- [EXERCISE] In your reply, reproduce every line of the data without any alteration.

- [EXERCISE INPUTS]
------

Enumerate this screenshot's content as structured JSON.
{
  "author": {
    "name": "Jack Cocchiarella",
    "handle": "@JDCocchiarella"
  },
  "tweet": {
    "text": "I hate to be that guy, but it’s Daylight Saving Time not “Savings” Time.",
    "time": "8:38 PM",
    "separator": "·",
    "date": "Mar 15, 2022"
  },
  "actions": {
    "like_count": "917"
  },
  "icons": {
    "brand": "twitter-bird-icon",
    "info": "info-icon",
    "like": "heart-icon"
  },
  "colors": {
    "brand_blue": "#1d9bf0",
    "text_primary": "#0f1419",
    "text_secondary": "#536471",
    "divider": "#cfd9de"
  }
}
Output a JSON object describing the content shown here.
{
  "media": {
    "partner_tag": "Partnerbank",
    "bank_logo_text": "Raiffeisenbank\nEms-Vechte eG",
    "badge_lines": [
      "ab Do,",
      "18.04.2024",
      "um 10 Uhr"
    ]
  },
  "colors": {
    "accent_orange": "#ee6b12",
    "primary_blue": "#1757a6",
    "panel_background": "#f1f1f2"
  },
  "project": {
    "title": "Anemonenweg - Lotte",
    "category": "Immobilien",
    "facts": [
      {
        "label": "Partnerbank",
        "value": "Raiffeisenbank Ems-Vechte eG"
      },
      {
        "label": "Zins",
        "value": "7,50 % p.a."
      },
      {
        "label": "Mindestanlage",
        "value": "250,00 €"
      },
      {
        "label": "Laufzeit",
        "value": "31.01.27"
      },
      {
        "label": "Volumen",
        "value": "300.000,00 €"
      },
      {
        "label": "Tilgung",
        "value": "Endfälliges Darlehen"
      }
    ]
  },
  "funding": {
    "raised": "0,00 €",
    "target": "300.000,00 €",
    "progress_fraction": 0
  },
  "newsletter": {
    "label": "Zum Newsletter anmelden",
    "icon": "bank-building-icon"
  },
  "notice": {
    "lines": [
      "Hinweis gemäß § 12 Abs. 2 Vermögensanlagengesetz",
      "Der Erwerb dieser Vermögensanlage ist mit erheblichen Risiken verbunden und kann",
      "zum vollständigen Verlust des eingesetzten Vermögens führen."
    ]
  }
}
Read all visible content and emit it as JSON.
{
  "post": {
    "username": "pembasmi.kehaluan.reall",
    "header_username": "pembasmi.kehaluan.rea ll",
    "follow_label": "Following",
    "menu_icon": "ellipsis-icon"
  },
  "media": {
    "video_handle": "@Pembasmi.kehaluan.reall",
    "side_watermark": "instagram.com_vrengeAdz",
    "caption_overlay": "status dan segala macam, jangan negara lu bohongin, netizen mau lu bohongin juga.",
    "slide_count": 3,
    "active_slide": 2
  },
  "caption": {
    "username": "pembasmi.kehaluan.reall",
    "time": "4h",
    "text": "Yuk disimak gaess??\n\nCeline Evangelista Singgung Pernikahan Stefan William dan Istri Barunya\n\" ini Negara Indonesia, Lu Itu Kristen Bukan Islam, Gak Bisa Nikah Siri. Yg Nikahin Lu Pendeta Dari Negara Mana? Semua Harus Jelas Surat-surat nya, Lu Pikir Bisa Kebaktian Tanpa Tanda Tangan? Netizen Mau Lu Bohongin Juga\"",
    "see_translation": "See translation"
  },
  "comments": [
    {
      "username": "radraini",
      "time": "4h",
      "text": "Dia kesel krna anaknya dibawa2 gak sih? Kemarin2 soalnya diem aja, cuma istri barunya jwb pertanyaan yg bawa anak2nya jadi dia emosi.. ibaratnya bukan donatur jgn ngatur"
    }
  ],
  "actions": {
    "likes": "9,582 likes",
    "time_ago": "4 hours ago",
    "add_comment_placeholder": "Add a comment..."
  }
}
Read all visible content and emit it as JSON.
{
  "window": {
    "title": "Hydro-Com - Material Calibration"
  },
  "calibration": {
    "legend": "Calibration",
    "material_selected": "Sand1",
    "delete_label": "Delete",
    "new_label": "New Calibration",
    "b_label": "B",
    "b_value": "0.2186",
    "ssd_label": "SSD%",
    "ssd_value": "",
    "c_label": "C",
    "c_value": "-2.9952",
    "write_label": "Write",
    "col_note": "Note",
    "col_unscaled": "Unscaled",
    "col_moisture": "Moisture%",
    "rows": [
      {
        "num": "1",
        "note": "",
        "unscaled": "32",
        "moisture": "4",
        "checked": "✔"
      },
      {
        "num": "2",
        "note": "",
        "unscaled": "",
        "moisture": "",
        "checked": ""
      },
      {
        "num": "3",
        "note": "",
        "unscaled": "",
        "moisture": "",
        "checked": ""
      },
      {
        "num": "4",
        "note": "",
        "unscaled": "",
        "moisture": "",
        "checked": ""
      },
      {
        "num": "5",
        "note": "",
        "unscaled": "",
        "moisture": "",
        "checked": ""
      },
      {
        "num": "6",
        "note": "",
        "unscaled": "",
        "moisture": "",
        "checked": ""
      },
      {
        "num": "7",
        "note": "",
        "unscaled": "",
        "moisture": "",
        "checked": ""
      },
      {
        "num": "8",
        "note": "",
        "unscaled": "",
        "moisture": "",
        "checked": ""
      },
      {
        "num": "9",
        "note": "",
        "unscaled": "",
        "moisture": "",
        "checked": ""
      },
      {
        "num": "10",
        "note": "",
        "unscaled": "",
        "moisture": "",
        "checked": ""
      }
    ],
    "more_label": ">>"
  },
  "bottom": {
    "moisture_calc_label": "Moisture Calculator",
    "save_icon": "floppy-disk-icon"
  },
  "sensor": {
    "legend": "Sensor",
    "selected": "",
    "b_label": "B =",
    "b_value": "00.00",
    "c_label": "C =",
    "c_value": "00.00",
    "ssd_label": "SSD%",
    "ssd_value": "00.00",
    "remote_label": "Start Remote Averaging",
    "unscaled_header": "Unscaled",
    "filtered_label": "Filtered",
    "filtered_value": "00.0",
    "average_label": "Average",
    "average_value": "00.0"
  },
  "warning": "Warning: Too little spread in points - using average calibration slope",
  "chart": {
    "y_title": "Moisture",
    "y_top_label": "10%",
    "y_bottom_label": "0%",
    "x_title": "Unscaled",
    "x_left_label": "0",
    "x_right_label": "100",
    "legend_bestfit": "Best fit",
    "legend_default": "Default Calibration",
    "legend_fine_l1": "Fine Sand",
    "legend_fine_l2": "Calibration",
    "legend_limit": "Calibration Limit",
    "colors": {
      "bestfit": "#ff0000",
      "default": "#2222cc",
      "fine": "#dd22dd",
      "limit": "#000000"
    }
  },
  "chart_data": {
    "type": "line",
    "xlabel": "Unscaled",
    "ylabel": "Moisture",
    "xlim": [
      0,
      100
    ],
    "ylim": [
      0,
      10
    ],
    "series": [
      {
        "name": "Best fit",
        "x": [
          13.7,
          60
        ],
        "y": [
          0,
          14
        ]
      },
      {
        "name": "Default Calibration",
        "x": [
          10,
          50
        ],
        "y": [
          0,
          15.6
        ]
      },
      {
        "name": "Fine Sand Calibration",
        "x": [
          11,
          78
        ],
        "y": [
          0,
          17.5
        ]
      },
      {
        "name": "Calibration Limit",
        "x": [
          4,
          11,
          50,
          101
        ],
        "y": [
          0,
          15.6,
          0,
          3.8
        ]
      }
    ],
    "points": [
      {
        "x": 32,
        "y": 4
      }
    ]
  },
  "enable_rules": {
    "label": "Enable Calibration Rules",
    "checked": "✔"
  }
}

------

- [WRITTEN RESPONSE]
Enumerate this screenshot's content as structured JSON.
{
  "author": {
    "name": "Jack Cocchiarella",
    "handle": "@JDCocchiarella"
  },
  "tweet": {
    "text": "I hate to be that guy, but it’s Daylight Saving Time not “Savings” Time.",
    "time": "8:38 PM",
    "separator": "·",
    "date": "Mar 15, 2022"
  },
  "actions": {
    "like_count": "917"
  },
  "icons": {
    "brand": "twitter-bird-icon",
    "info": "info-icon",
    "like": "heart-icon"
  },
  "colors": {
    "brand_blue": "#1d9bf0",
    "text_primary": "#0f1419",
    "text_secondary": "#536471",
    "divider": "#cfd9de"
  }
}
Output a JSON object describing the content shown here.
{
  "media": {
    "partner_tag": "Partnerbank",
    "bank_logo_text": "Raiffeisenbank\nEms-Vechte eG",
    "badge_lines": [
      "ab Do,",
      "18.04.2024",
      "um 10 Uhr"
    ]
  },
  "colors": {
    "accent_orange": "#ee6b12",
    "primary_blue": "#1757a6",
    "panel_background": "#f1f1f2"
  },
  "project": {
    "title": "Anemonenweg - Lotte",
    "category": "Immobilien",
    "facts": [
      {
        "label": "Partnerbank",
        "value": "Raiffeisenbank Ems-Vechte eG"
      },
      {
        "label": "Zins",
        "value": "7,50 % p.a."
      },
      {
        "label": "Mindestanlage",
        "value": "250,00 €"
      },
      {
        "label": "Laufzeit",
        "value": "31.01.27"
      },
      {
        "label": "Volumen",
        "value": "300.000,00 €"
      },
      {
        "label": "Tilgung",
        "value": "Endfälliges Darlehen"
      }
    ]
  },
  "funding": {
    "raised": "0,00 €",
    "target": "300.000,00 €",
    "progress_fraction": 0
  },
  "newsletter": {
    "label": "Zum Newsletter anmelden",
    "icon": "bank-building-icon"
  },
  "notice": {
    "lines": [
      "Hinweis gemäß § 12 Abs. 2 Vermögensanlagengesetz",
      "Der Erwerb dieser Vermögensanlage ist mit erheblichen Risiken verbunden und kann",
      "zum vollständigen Verlust des eingesetzten Vermögens führen."
    ]
  }
}
Read all visible content and emit it as JSON.
{
  "post": {
    "username": "pembasmi.kehaluan.reall",
    "header_username": "pembasmi.kehaluan.rea ll",
    "follow_label": "Following",
    "menu_icon": "ellipsis-icon"
  },
  "media": {
    "video_handle": "@Pembasmi.kehaluan.reall",
    "side_watermark": "instagram.com_vrengeAdz",
    "caption_overlay": "status dan segala macam, jangan negara lu bohongin, netizen mau lu bohongin juga.",
    "slide_count": 3,
    "active_slide": 2
  },
  "caption": {
    "username": "pembasmi.kehaluan.reall",
    "time": "4h",
    "text": "Yuk disimak gaess??\n\nCeline Evangelista Singgung Pernikahan Stefan William dan Istri Barunya\n\" ini Negara Indonesia, Lu Itu Kristen Bukan Islam, Gak Bisa Nikah Siri. Yg Nikahin Lu Pendeta Dari Negara Mana? Semua Harus Jelas Surat-surat nya, Lu Pikir Bisa Kebaktian Tanpa Tanda Tangan? Netizen Mau Lu Bohongin Juga\"",
    "see_translation": "See translation"
  },
  "comments": [
    {
      "username": "radraini",
      "time": "4h",
      "text": "Dia kesel krna anaknya dibawa2 gak sih? Kemarin2 soalnya diem aja, cuma istri barunya jwb pertanyaan yg bawa anak2nya jadi dia emosi.. ibaratnya bukan donatur jgn ngatur"
    }
  ],
  "actions": {
    "likes": "9,582 likes",
    "time_ago": "4 hours ago",
    "add_comment_placeholder": "Add a comment..."
  }
}
Read all visible content and emit it as JSON.
{
  "window": {
    "title": "Hydro-Com - Material Calibration"
  },
  "calibration": {
    "legend": "Calibration",
    "material_selected": "Sand1",
    "delete_label": "Delete",
    "new_label": "New Calibration",
    "b_label": "B",
    "b_value": "0.2186",
    "ssd_label": "SSD%",
    "ssd_value": "",
    "c_label": "C",
    "c_value": "-2.9952",
    "write_label": "Write",
    "col_note": "Note",
    "col_unscaled": "Unscaled",
    "col_moisture": "Moisture%",
    "rows": [
      {
        "num": "1",
        "note": "",
        "unscaled": "32",
        "moisture": "4",
        "checked": "✔"
      },
      {
        "num": "2",
        "note": "",
        "unscaled": "",
        "moisture": "",
        "checked": ""
      },
      {
        "num": "3",
        "note": "",
        "unscaled": "",
        "moisture": "",
        "checked": ""
      },
      {
        "num": "4",
        "note": "",
        "unscaled": "",
        "moisture": "",
        "checked": ""
      },
      {
        "num": "5",
        "note": "",
        "unscaled": "",
        "moisture": "",
        "checked": ""
      },
      {
        "num": "6",
        "note": "",
        "unscaled": "",
        "moisture": "",
        "checked": ""
      },
      {
        "num": "7",
        "note": "",
        "unscaled": "",
        "moisture": "",
        "checked": ""
      },
      {
        "num": "8",
        "note": "",
        "unscaled": "",
        "moisture": "",
        "checked": ""
      },
      {
        "num": "9",
        "note": "",
        "unscaled": "",
        "moisture": "",
        "checked": ""
      },
      {
        "num": "10",
        "note": "",
        "unscaled": "",
        "moisture": "",
        "checked": ""
      }
    ],
    "more_label": ">>"
  },
  "bottom": {
    "moisture_calc_label": "Moisture Calculator",
    "save_icon": "floppy-disk-icon"
  },
  "sensor": {
    "legend": "Sensor",
    "selected": "",
    "b_label": "B =",
    "b_value": "00.00",
    "c_label": "C =",
    "c_value": "00.00",
    "ssd_label": "SSD%",
    "ssd_value": "00.00",
    "remote_label": "Start Remote Averaging",
    "unscaled_header": "Unscaled",
    "filtered_label": "Filtered",
    "filtered_value": "00.0",
    "average_label": "Average",
    "average_value": "00.0"
  },
  "warning": "Warning: Too little spread in points - using average calibration slope",
  "chart": {
    "y_title": "Moisture",
    "y_top_label": "10%",
    "y_bottom_label": "0%",
    "x_title": "Unscaled",
    "x_left_label": "0",
    "x_right_label": "100",
    "legend_bestfit": "Best fit",
    "legend_default": "Default Calibration",
    "legend_fine_l1": "Fine Sand",
    "legend_fine_l2": "Calibration",
    "legend_limit": "Calibration Limit",
    "colors": {
      "bestfit": "#ff0000",
      "default": "#2222cc",
      "fine": "#dd22dd",
      "limit": "#000000"
    }
  },
  "chart_data": {
    "type": "line",
    "xlabel": "Unscaled",
    "ylabel": "Moisture",
    "xlim": [
      0,
      100
    ],
    "ylim": [
      0,
      10
    ],
    "series": [
      {
        "name": "Best fit",
        "x": [
          13.7,
          60
        ],
        "y": [
          0,
          14
        ]
      },
      {
        "name": "Default Calibration",
        "x": [
          10,
          50
        ],
        "y": [
          0,
          15.6
        ]
      },
      {
        "name": "Fine Sand Calibration",
        "x": [
          11,
          78
        ],
        "y": [
          0,
          17.5
        ]
      },
      {
        "name": "Calibration Limit",
        "x": [
          4,
          11,
          50,
          101
        ],
        "y": [
          0,
          15.6,
          0,
          3.8
        ]
      }
    ],
    "points": [
      {
        "x": 32,
        "y": 4
      }
    ]
  },
  "enable_rules": {
    "label": "Enable Calibration Rules",
    "checked": "✔"
  }
}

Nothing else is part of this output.